Oh, yes, we are lucky with this school.
I cruised past Gluten-Free By the Bay and ogled this: http://glutenfreebay.blogspot.com/2007/09/gluten-free-challah-pareve-dairy-free.html I sat, I sighed, and then I smacked my head. I've just finished adapting a Bette Hagman's recipe for us (soy-free, egg-free, corn-free, dairy-free), and it is light and fluffy and wonderful as either rolls or bread. Here it is:
You Must Be This High to Be This Bread
Editor's note: most gluten-free breads are quite, quite short. And gluten-free sans eggs? Almost a guaranteed coxswain. Take a look at GFBTB's bread. Ooooh. Now look at the number of eggs. Ahhha. It is a mystery to me why this bread has the height and the loft of non-gf, vegan breads. Ya got me.
very,very adapted from Bette Hagman's New Challah. Makes 1 loaf or 12 rolls.
1.5 c rice flour (plain rice flour - not brown rice, not sweet rice)
1 c potato starch
.5 c tapioca starch flour
2.25 tsp xanthan gum/guar gum (guar for the anti-corn lobby)
.75 tsp salt
.25 c sweet rice flour
.5 c plain sugar
.5 tsp baking soda
1 Tb yeast
mix dry ingredients together. Dig out your breadmachine (or see below), and add the wet ingredients:
4 flaxgel egg substitutes (1 flaxgel= 1 Tb ground flaxseed, a.k.a flaxmeal + 2 TB water)
1.5 Tb honey or agave syrup, for the truly vegan - thanks for the nudge, joy!
.75 tsp vinegar (I like rice vinegar or cider vinegar)
.5 c margarine (I use Mother's stick margarine, the stuff from Passover which is corn free. Mother's tub margarine might work too, but the consistency is different.)
1 Tb instant potato flakes. No, really.
1.5 cups water
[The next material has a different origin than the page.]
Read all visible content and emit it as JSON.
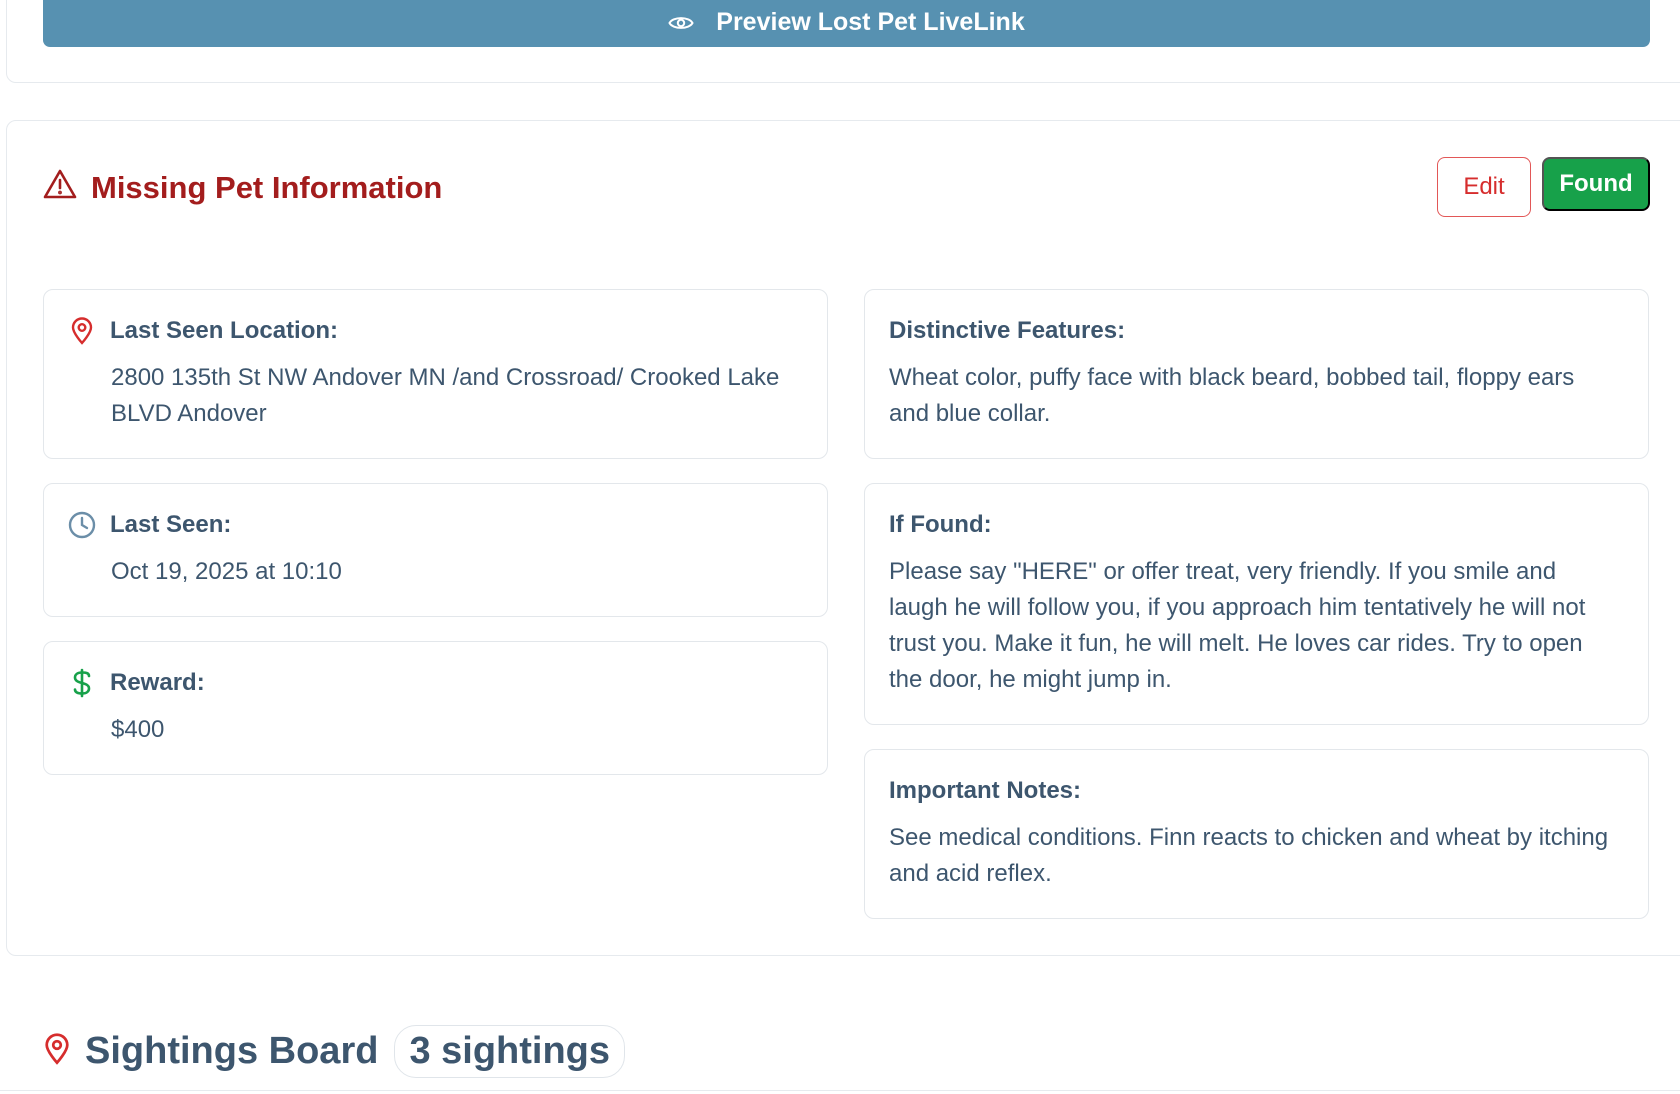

If you have a bread machine, dump the dry ingredients onto the wet ingredients and press a button. Look smug. I'd bake this in an oven, so once it's mixed and risen, turn off the machine and pour into a greased loaf pan. Bake at 400F for about 40 minutes. Or, pour into greased muffin tins and bake at 400F for about 22 minutes (i.e., check after 20 minutes and decide). Watch the bread puff and rise and say things like, 'holy cripes, that's vegan GF?' (There are probably children present when you say this. If not, feel free to improvise.)
If you don't have a bread machine, well, try this: having combined the dry ingredients, ignore them. Heat the flaxgels briefly in the microwave until they start to gel, then add honey and the margarine (in chunks) and the potato flakes. Beat in your mixer. In a separate bowl, mix vinegar, water.
Add the dry to the wet ingredients, adding the water-vinegar mixure slowly, to keep the stuff from flying everywhere. Mix hard, beating for about 3-5 minutes, to get some aeration into the stuff. Then let it rise somewhere warm for about 40 minutes. Less for the 'fast-acting, good for breadmachines' yeast, closer to 50 minutes for the slower acting yeast.
Spoon into a greased pan or muffin tins and bake at 400F as per above. When it comes out beautifully, ignore your lack of electronic doohickey and look smug regardless.